  12. says

    Beautiful butterflies! Also like the watercolor recipe. I’ll have to try that with my boys. One of my boys had a butterfly garden in their class this year. He LOVED it. He had a story just about every single day about it! Hope you had a Happy Mother’s Day! Have a great week!

  13. says

    The butterflies are beautiful – thanks for sharing them! The watercolor paint is nice and bright and shows up the white crayon so well. Another idea for using watercolor paints or dye is to dribble acrylic paint out of a squeegee bottle into random ‘scribble’ shapes on your paper, it takes a while to dry but when it does it stays raised and creates lots of areas that are ‘barriers’ on the paper. Paint your watercolor paint or dyes in these areas and they will not bleed or mix with the colors on the other side of the paint.
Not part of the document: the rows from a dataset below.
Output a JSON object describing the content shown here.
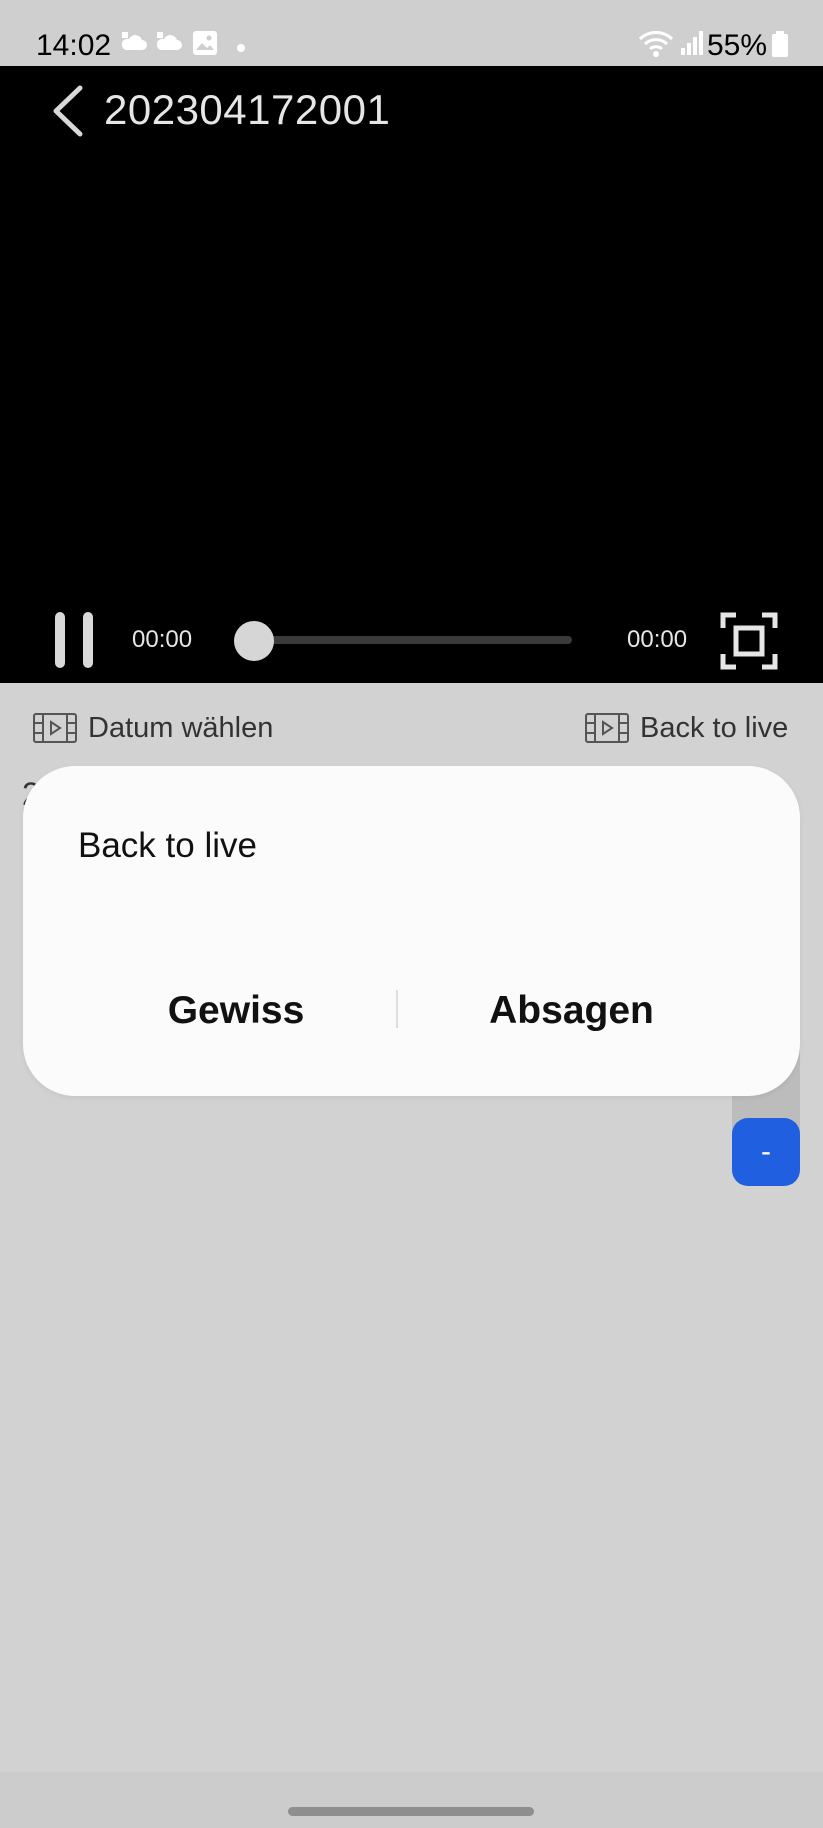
{
  "status_bar": {
    "time": "14:02",
    "battery": "55%",
    "icons": [
      "cloud-icon",
      "cloud-icon",
      "image-icon",
      "dot-icon",
      "wifi-icon",
      "signal-icon",
      "battery-icon"
    ]
  },
  "player": {
    "title": "202304172001",
    "current_time": "00:00",
    "total_time": "00:00",
    "progress": 0
  },
  "actions": {
    "choose_date": "Datum wählen",
    "back_to_live": "Back to live"
  },
  "background": {
    "partial_char": "2",
    "minus_label": "-"
  },
  "dialog": {
    "title": "Back to live",
    "confirm_label": "Gewiss",
    "cancel_label": "Absagen"
  },
  "colors": {
    "accent": "#1f5fe0",
    "video_bg": "#000000",
    "page_bg": "#d2d2d2"
  }
}
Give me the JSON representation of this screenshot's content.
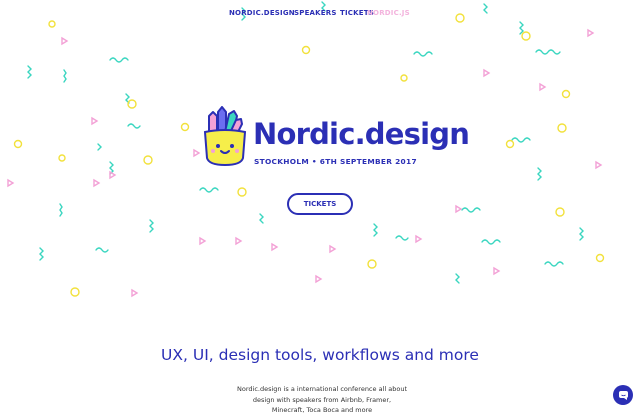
{
  "nav": {
    "items": [
      {
        "label": "NORDIC.DESIGN"
      },
      {
        "label": "SPEAKERS"
      },
      {
        "label": "TICKETS"
      },
      {
        "label": "NORDIC.JS"
      }
    ]
  },
  "hero": {
    "brand": "Nordic.design",
    "tagline": "STOCKHOLM • 6TH SEPTEMBER 2017",
    "cta_label": "TICKETS"
  },
  "main": {
    "title": "UX, UI, design tools, workflows and more",
    "intro": "Nordic.design is a international conference all about design with speakers from Airbnb, Framer, Minecraft, Toca Boca and more"
  },
  "colors": {
    "brand": "#2b2fb5",
    "pink": "#f3a1d6",
    "yellow": "#f6ee4a",
    "teal": "#3ad6c0"
  },
  "icons": {
    "logo": "pencil-cup-mascot-icon",
    "chat": "chat-bubble-icon"
  }
}
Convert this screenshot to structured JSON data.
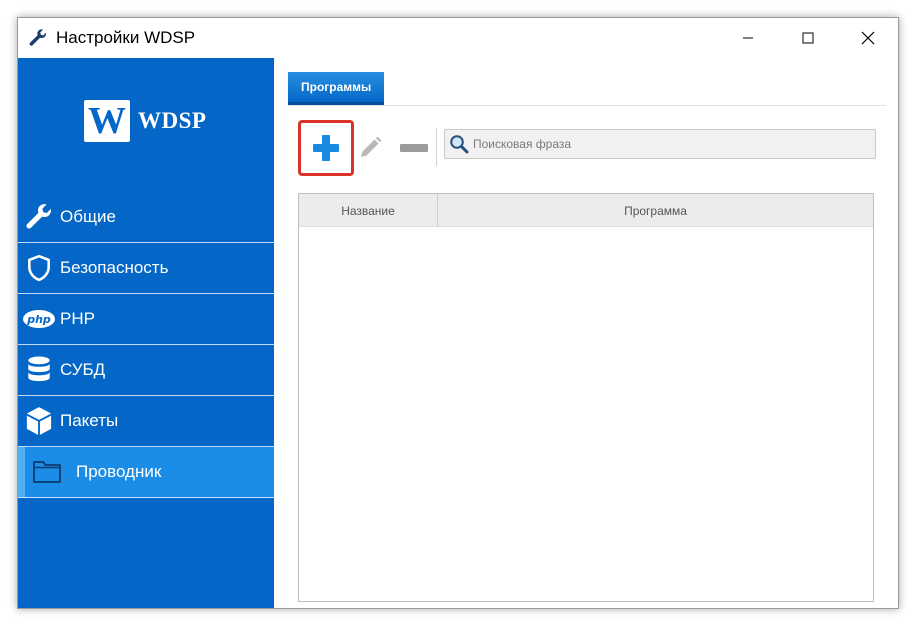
{
  "window": {
    "title": "Настройки WDSP"
  },
  "logo": {
    "letter": "W",
    "text": "WDSP"
  },
  "sidebar": {
    "items": [
      {
        "label": "Общие",
        "icon": "wrench-icon"
      },
      {
        "label": "Безопасность",
        "icon": "shield-icon"
      },
      {
        "label": "PHP",
        "icon": "php-icon",
        "icon_text": "php"
      },
      {
        "label": "СУБД",
        "icon": "database-icon"
      },
      {
        "label": "Пакеты",
        "icon": "package-icon"
      },
      {
        "label": "Проводник",
        "icon": "folder-icon",
        "active": true
      }
    ]
  },
  "tabs": [
    {
      "label": "Программы",
      "active": true
    }
  ],
  "toolbar": {
    "add": "plus-icon",
    "edit": "pencil-icon",
    "remove": "minus-icon"
  },
  "search": {
    "placeholder": "Поисковая фраза",
    "value": ""
  },
  "table": {
    "columns": [
      "Название",
      "Программа"
    ],
    "rows": []
  },
  "colors": {
    "sidebar": "#0467c8",
    "active_item": "#1c8de6",
    "add_icon": "#1a8ae0",
    "highlight": "#d9332b"
  }
}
The result is very colorful and textured – but also the process of dribbling and then seeing the dried paint and then painting are lots of fun.

  14. says

    we got a bug house last year and it was great fun. my daughter is an absolute bug nut, so we also have a few tanks filled with bugs. she collected about 20 pill bugs (we call them potato bugs!) and now there are about 300. watch out! they breed like crazy! my son has a tank in which he put about 5 slugs, and now there are probably a hundred. sometimes they ESCAPE and of course i step on them barefoot. mmmm.
    thanks for this idea of the butterfly mobile. we are definitely going to do this with the crayon resist. i’m recovering from surgery and am in vital need of sit-down and rest art projects since i can’t run around like usual. i’ll be scouring your blog for more :)

  15. says

    oh i’m sorry i meant that we got a butterfly house, where you order the caterpillars and watch their process. i think all of ours hatched and we got to watch it all.

  16. [email protected] says

    I like this idea. I have all boys, so I am thinking they could use the same idea using bug shapes. :)